Nothing left out, nothing added: return the full set of records.

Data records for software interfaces

══════

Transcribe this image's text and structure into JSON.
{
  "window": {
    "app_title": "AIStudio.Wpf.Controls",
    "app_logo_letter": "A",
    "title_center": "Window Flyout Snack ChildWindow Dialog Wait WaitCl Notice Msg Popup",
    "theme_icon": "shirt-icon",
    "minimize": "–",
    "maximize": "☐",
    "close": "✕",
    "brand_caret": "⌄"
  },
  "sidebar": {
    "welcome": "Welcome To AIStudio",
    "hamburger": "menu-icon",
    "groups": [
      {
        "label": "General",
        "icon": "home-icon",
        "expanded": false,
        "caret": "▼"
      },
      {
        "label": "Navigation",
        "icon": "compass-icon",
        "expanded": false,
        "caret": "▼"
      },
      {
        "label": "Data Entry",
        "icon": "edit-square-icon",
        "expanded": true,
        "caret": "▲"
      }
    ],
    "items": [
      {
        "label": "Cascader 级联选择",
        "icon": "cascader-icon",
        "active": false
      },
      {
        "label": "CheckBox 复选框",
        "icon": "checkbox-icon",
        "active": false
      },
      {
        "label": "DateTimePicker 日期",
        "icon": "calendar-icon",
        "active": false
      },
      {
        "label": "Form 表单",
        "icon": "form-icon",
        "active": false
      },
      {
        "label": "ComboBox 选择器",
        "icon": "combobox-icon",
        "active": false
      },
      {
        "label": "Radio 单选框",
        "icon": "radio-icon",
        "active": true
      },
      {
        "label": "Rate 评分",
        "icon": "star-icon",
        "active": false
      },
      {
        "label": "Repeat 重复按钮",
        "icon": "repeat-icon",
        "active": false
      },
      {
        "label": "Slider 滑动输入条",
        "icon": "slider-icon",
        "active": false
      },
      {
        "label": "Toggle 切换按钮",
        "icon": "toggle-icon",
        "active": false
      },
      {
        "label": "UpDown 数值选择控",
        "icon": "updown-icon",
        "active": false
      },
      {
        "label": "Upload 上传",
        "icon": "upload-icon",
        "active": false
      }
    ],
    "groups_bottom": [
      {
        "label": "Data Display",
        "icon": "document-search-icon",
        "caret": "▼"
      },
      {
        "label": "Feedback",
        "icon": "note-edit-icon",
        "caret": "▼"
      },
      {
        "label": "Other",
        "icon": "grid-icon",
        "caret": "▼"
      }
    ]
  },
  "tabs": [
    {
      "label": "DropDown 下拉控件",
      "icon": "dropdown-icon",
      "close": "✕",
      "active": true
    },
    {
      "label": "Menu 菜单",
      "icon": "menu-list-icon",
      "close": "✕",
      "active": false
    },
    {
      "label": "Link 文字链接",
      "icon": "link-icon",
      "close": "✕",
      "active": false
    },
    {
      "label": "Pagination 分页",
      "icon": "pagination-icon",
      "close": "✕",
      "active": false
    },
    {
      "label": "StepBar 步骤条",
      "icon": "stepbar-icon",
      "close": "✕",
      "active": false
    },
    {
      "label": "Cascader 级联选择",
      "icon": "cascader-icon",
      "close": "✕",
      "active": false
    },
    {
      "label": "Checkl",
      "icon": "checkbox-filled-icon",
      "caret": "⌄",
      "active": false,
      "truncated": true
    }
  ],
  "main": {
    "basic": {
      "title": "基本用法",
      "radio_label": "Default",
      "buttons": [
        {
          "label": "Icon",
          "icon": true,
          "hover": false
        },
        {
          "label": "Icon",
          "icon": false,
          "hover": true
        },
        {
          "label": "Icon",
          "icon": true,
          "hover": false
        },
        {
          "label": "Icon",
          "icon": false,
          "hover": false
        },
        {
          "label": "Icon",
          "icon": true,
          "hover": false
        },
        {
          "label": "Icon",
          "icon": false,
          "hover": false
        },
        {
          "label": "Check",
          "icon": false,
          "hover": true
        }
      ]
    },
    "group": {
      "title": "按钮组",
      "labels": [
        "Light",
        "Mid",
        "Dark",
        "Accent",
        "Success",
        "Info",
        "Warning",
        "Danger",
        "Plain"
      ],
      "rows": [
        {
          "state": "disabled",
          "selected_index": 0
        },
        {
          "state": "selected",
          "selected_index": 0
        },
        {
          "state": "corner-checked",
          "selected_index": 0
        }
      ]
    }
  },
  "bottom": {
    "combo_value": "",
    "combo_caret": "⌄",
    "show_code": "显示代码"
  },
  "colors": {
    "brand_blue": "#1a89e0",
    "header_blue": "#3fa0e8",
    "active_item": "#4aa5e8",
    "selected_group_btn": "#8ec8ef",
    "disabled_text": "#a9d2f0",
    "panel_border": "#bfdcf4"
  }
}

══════

## WRITTEN ANSWER
Transcribe this image's text and structure into JSON.
{
  "window": {
    "app_title": "AIStudio.Wpf.Controls",
    "app_logo_letter": "A",
    "title_center": "Window Flyout Snack ChildWindow Dialog Wait WaitCl Notice Msg Popup",
    "theme_icon": "shirt-icon",
    "minimize": "–",
    "maximize": "☐",
    "close": "✕",
    "brand_caret": "⌄"
  },
  "sidebar": {
    "welcome": "Welcome To AIStudio",
    "hamburger": "menu-icon",
    "groups": [
      {
        "label": "General",
        "icon": "home-icon",
        "expanded": false,
        "caret": "▼"
      },
      {
        "label": "Navigation",
        "icon": "compass-icon",
        "expanded": false,
        "caret": "▼"
      },
      {
        "label": "Data Entry",
        "icon": "edit-square-icon",
        "expanded": true,
        "caret": "▲"
      }
    ],
    "items": [
      {
        "label": "Cascader 级联选择",
        "icon": "cascader-icon",
        "active": false
      },
      {
        "label": "CheckBox 复选框",
        "icon": "checkbox-icon",
        "active": false
      },
      {
        "label": "DateTimePicker 日期",
        "icon": "calendar-icon",
        "active": false
      },
      {
        "label": "Form 表单",
        "icon": "form-icon",
        "active": false
      },
      {
        "label": "ComboBox 选择器",
        "icon": "combobox-icon",
        "active": false
      },
      {
        "label": "Radio 单选框",
        "icon": "radio-icon",
        "active": true
      },
      {
        "label": "Rate 评分",
        "icon": "star-icon",
        "active": false
      },
      {
        "label": "Repeat 重复按钮",
        "icon": "repeat-icon",
        "active": false
      },
      {
        "label": "Slider 滑动输入条",
        "icon": "slider-icon",
        "active": false
      },
      {
        "label": "Toggle 切换按钮",
        "icon": "toggle-icon",
        "active": false
      },
      {
        "label": "UpDown 数值选择控",
        "icon": "updown-icon",
        "active": false
      },
      {
        "label": "Upload 上传",
        "icon": "upload-icon",
        "active": false
      }
    ],
    "groups_bottom": [
      {
        "label": "Data Display",
        "icon": "document-search-icon",
        "caret": "▼"
      },
      {
        "label": "Feedback",
        "icon": "note-edit-icon",
        "caret": "▼"
      },
      {
        "label": "Other",
        "icon": "grid-icon",
        "caret": "▼"
      }
    ]
  },
  "tabs": [
    {
      "label": "DropDown 下拉控件",
      "icon": "dropdown-icon",
      "close": "✕",
      "active": true
    },
    {
      "label": "Menu 菜单",
      "icon": "menu-list-icon",
      "close": "✕",
      "active": false
    },
    {
      "label": "Link 文字链接",
      "icon": "link-icon",
      "close": "✕",
      "active": false
    },
    {
      "label": "Pagination 分页",
      "icon": "pagination-icon",
      "close": "✕",
      "active": false
    },
    {
      "label": "StepBar 步骤条",
      "icon": "stepbar-icon",
      "close": "✕",
      "active": false
    },
    {
      "label": "Cascader 级联选择",
      "icon": "cascader-icon",
      "close": "✕",
      "active": false
    },
    {
      "label": "Checkl",
      "icon": "checkbox-filled-icon",
      "caret": "⌄",
      "active": false,
      "truncated": true
    }
  ],
  "main": {
    "basic": {
      "title": "基本用法",
      "radio_label": "Default",
      "buttons": [
        {
          "label": "Icon",
          "icon": true,
          "hover": false
        },
        {
          "label": "Icon",
          "icon": false,
          "hover": true
        },
        {
          "label": "Icon",
          "icon": true,
          "hover": false
        },
        {
          "label": "Icon",
          "icon": false,
          "hover": false
        },
        {
          "label": "Icon",
          "icon": true,
          "hover": false
        },
        {
          "label": "Icon",
          "icon": false,
          "hover": false
        },
        {
          "label": "Check",
          "icon": false,
          "hover": true
        }
      ]
    },
    "group": {
      "title": "按钮组",
      "labels": [
        "Light",
        "Mid",
        "Dark",
        "Accent",
        "Success",
        "Info",
        "Warning",
        "Danger",
        "Plain"
      ],
      "rows": [
        {
          "state": "disabled",
          "selected_index": 0
        },
        {
          "state": "selected",
          "selected_index": 0
        },
        {
          "state": "corner-checked",
          "selected_index": 0
        }
      ]
    }
  },
  "bottom": {
    "combo_value": "",
    "combo_caret": "⌄",
    "show_code": "显示代码"
  },
  "colors": {
    "brand_blue": "#1a89e0",
    "header_blue": "#3fa0e8",
    "active_item": "#4aa5e8",
    "selected_group_btn": "#8ec8ef",
    "disabled_text": "#a9d2f0",
    "panel_border": "#bfdcf4"
  }
}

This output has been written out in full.